The LLNS booklet tells us that Extend Health has a web site. They don’t say what the web site is, but we can look it up.
I found, first, that Extend Health is a recent startup. They raised $15 million in a second round of venture capital funding in August 2007. See Extend Health raises $15M for defined contribution health plans, or just go to venturebeat.com and search their site for “Extend Health”.
The Extend Health web site is www.extendhealth.com.
Take a look at their Business pages, where they tell their prospective business customers that they can control current health costs and reduce corporate health liabilities and reporting obligations.
Extend Health is a combination of an administrative management company and an insurance agency.
You can look at the individual plans they have on offer. I found a few early facts. Medicare plans cover individuals. You select a plan for you and your spouse separately. The premium depends on where you live and increases with your age. It will take me a long time to go through the plans to find one which is similar to the group coverage I have this year, so I can compare cost.
Posted by Frank Young at 9:15 AM
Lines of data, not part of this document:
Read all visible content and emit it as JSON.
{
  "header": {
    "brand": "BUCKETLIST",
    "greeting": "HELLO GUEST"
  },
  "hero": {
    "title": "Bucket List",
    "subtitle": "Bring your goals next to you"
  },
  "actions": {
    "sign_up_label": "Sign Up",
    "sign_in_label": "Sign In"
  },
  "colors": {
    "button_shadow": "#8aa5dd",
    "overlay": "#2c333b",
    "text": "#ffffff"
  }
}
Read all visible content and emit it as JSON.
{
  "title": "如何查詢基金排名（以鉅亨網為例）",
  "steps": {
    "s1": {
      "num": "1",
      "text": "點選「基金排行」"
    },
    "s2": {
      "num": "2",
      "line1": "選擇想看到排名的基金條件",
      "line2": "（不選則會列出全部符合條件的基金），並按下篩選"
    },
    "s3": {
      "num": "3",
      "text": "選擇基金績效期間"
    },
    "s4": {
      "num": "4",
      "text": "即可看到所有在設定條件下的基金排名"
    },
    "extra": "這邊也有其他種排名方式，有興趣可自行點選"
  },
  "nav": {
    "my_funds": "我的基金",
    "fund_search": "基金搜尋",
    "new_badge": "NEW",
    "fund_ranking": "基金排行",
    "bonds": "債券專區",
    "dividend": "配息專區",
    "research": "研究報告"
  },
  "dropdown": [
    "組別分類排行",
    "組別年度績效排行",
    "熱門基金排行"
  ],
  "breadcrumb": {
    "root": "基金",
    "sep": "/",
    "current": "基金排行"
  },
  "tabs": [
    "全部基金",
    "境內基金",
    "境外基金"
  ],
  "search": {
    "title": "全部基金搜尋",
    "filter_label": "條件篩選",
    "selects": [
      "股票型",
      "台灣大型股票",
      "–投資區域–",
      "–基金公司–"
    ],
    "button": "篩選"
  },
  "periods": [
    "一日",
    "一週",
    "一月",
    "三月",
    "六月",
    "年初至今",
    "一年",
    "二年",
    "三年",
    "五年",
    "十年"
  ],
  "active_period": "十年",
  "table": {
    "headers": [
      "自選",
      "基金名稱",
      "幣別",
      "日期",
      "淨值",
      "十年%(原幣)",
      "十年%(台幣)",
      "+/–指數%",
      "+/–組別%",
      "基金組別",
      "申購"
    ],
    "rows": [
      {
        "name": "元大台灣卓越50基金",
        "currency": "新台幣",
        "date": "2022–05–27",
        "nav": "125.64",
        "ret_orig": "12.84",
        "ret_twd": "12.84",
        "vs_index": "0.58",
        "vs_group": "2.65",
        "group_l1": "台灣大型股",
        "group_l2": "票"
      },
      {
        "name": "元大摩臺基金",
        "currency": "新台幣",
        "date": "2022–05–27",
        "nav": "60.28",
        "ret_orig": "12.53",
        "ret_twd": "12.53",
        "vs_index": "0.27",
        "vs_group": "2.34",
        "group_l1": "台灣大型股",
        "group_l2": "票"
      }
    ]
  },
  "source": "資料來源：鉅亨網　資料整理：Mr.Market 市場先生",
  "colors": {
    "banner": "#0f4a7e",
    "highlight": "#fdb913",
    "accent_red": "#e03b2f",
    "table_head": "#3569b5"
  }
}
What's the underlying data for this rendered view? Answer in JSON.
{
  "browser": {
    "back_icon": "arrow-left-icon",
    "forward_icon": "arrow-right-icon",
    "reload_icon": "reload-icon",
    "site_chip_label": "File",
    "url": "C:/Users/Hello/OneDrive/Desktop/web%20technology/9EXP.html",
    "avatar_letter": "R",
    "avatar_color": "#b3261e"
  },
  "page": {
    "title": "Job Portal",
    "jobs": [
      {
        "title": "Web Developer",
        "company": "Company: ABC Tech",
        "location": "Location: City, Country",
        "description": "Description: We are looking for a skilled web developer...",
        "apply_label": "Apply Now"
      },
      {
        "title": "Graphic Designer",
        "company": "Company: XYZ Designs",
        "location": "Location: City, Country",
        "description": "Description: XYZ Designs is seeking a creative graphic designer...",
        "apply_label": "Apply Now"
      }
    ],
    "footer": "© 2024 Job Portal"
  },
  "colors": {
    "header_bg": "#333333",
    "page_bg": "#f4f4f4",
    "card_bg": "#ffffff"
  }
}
============================ One source of inequity is the following. Practically all these retirees retired from LLNL while LLNL was managed by UC. In effect, they are really UC's retirees; not LLNS's retirees. Why should someone who spent his/her career as a UC employee, and retired from UC before the contract change; be considered any differently than someone who retired from one of the UC campuses? These are employees that spent their career working for UC; not LLNS. Why can UC hand off their retiree medical benefits to LLNS? Yes - retiree medical benefits are a gift - and one isn't entitled to them in the same way a working employee is. However, there does seem to be an element of discrimination here - if one retires from a UC campus; UC takes care of your retiree medical. But retired UC employees that worked for LLNL and not a campus don't get the same generosity from UC; they get the generosity of UC's successsor, LLNS.
People have been warning on this blog for some time that LANS would eventually resort to cutting back on retiree medical benefits. Many people did not want to believe it and continued to trust tbe word of LANS. Well, that day has come for LLNL and will soon be coming for LANL. LANS wants to save money and earn their "for-profit" fees from NNSA. They don't care about a bunch of old retirees who didn't work for LANS/Bechtel, but worked instead for UC. Who's UC? They don't seem to exist around these parts any longer. The plan is to squeeze the current and former employees and gradually back away from the "substantially equivalent" BS that DOE fed to the employees back in 2005. If they can get people to leave LANL in disgust and reduce the size of the work force, so much the better as far as LANS and NNSA are concerned.
If DOE funds the retiree medical; then that's even less reason for cutting their benefits to save cost. If the DOE is paying for retiree medical; then that money should be paid for retiree medical and not used to shore up some other LANS / LLNS shortfall.
Whoa! " Washington Savannah River Co., the former management and operations contractor for the Savannah River, S.C., nuclear site, has agreed to pay the federal government $2.4 million to resolve allegations of fraud. The U.S. Justice Department alleged that the company, owned by URS Corp., failed to disclose substantial projected increases in required pension fund contributions during 2003 contract negotiations. As part of the settlement, the contractor will withdraw claims for an additional $35.6 million for the Department of Energy to cover the rise in its pension costs. The Department of Justice said that after the 2005 contract began Washington Savannah River Co. sought and received a $1.2 million adjustment to the contract to cover what DOE believed were unexpected increases in required pension funding. But as the contract period progressed, the pension fund contributions continued to rise. The government alleged the contractor's actuarial had predicted the increased contributions."